TASK STATEMENT: Please say how many lines of the entries below contain the word "SurveyGO", and leave out everything else.

··· INPUT FOR THIS TASK

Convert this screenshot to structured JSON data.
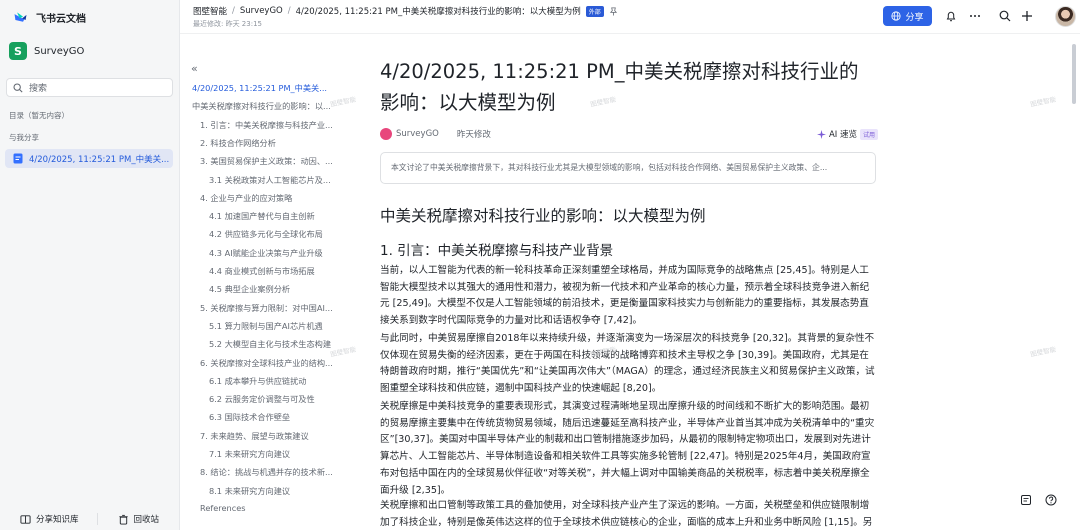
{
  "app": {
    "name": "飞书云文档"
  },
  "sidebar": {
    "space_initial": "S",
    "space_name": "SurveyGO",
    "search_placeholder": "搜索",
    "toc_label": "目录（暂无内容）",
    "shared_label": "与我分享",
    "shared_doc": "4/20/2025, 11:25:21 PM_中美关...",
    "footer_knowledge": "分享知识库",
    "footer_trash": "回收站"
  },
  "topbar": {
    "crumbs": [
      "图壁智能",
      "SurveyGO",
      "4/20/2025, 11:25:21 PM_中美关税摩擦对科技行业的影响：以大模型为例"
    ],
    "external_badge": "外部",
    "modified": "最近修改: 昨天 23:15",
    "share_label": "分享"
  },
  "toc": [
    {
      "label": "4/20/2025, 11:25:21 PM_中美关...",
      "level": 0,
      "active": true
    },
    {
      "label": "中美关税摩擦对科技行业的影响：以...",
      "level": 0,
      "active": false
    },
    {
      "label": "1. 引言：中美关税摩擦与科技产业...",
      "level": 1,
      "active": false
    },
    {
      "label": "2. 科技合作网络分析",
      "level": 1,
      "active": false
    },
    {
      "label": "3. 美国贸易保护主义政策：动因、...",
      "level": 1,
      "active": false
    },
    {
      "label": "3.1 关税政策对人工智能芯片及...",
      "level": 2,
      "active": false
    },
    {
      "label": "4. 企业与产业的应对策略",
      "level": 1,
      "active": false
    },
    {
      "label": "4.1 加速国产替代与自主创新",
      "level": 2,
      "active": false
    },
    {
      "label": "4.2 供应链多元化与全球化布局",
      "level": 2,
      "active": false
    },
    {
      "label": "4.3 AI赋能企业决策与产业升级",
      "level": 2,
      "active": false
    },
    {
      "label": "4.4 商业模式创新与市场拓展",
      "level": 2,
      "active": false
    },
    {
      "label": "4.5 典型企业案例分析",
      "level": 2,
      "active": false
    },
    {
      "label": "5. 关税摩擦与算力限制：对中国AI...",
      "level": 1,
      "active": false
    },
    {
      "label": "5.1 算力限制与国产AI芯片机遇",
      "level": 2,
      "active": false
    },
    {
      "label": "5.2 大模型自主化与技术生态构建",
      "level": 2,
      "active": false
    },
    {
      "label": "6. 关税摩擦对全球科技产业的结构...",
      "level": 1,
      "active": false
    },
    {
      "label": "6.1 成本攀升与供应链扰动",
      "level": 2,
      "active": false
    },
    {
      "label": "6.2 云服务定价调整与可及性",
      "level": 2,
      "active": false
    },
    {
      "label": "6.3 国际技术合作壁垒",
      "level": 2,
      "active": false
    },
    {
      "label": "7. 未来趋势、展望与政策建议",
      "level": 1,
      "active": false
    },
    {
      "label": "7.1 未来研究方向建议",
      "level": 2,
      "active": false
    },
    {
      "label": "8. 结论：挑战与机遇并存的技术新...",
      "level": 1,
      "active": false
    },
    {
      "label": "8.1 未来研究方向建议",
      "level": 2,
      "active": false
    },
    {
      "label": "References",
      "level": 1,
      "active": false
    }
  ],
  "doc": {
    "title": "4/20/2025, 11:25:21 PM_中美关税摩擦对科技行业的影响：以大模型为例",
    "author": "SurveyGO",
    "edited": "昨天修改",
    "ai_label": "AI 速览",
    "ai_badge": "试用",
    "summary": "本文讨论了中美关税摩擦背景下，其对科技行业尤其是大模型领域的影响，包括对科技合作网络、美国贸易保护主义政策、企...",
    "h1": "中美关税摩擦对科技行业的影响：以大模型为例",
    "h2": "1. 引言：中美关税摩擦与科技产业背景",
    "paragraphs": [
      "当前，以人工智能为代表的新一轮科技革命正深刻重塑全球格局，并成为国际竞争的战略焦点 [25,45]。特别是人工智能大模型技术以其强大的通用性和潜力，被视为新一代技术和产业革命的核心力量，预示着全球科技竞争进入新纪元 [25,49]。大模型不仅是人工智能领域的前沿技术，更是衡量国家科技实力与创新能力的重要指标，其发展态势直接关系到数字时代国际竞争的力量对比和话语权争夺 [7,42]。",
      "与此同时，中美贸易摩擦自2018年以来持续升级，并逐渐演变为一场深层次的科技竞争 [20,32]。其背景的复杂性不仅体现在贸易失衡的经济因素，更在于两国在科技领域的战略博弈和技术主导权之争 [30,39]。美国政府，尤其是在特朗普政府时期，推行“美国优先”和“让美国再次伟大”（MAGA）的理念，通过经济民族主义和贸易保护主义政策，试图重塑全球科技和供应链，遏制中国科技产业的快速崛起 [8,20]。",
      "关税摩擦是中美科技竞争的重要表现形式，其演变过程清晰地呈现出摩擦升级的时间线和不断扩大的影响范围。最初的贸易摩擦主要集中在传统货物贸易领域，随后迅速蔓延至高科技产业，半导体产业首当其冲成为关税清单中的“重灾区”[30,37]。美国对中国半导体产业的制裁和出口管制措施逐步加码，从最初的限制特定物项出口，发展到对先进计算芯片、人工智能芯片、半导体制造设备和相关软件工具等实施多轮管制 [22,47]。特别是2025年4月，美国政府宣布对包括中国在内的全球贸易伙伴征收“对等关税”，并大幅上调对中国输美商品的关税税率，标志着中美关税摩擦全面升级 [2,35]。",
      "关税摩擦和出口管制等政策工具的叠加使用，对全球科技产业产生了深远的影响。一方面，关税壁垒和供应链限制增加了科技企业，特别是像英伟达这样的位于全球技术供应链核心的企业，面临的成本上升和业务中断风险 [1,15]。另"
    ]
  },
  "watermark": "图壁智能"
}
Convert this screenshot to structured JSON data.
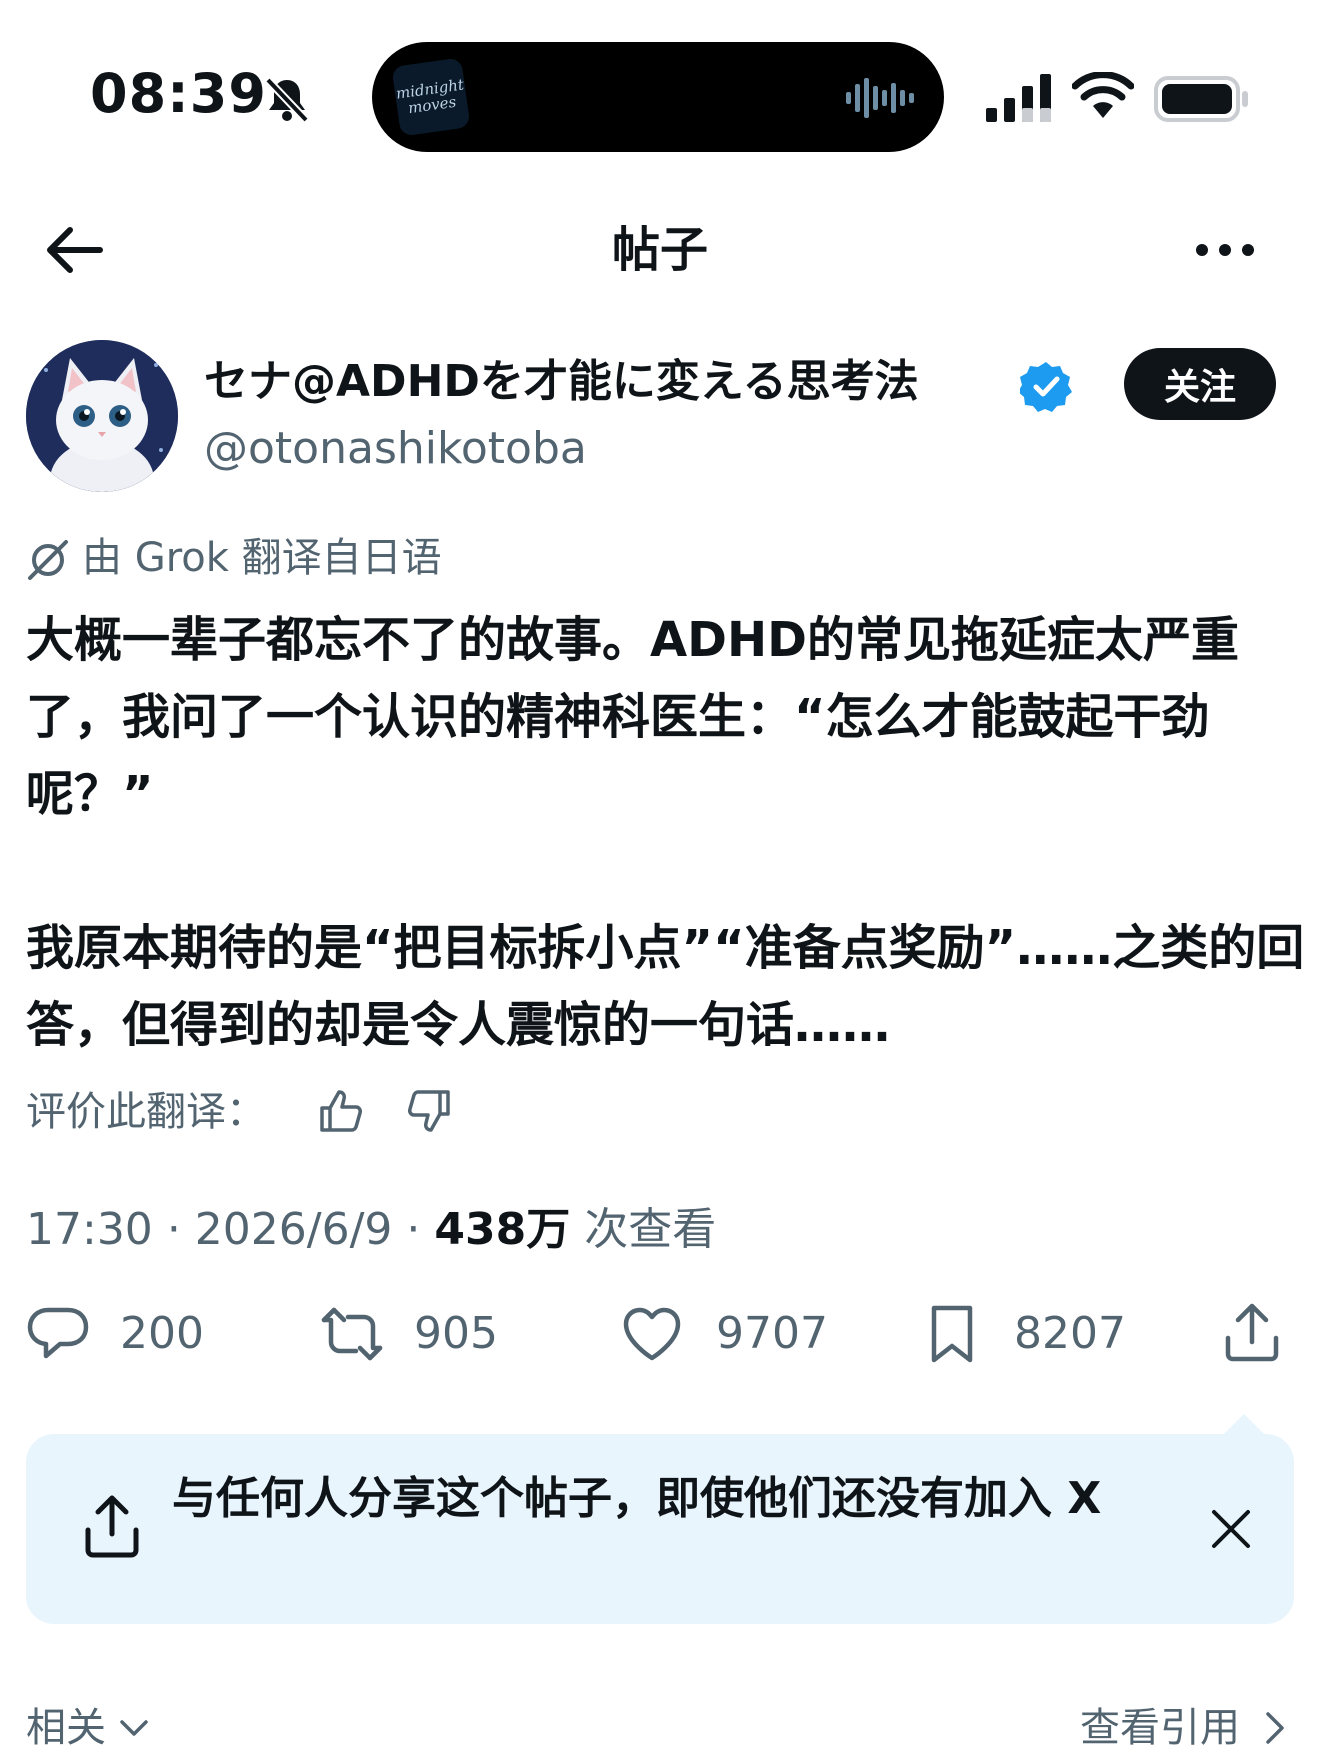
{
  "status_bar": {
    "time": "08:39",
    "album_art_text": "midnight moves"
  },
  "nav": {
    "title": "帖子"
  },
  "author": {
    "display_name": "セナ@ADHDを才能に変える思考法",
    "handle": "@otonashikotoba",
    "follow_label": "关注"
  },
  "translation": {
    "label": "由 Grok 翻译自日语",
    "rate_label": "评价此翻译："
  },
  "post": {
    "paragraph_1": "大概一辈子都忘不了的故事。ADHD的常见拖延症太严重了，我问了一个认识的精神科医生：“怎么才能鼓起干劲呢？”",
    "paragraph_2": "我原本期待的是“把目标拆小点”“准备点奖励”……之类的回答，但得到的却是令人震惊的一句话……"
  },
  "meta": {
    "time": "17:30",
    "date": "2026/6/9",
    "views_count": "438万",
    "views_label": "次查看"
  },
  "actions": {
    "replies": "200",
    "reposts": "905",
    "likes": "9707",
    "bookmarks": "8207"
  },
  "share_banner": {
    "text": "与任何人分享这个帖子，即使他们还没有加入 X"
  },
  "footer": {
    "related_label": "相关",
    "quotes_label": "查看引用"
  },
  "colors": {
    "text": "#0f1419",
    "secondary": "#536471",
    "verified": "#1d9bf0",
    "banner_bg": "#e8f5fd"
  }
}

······

EXERCISE ANSWER: 3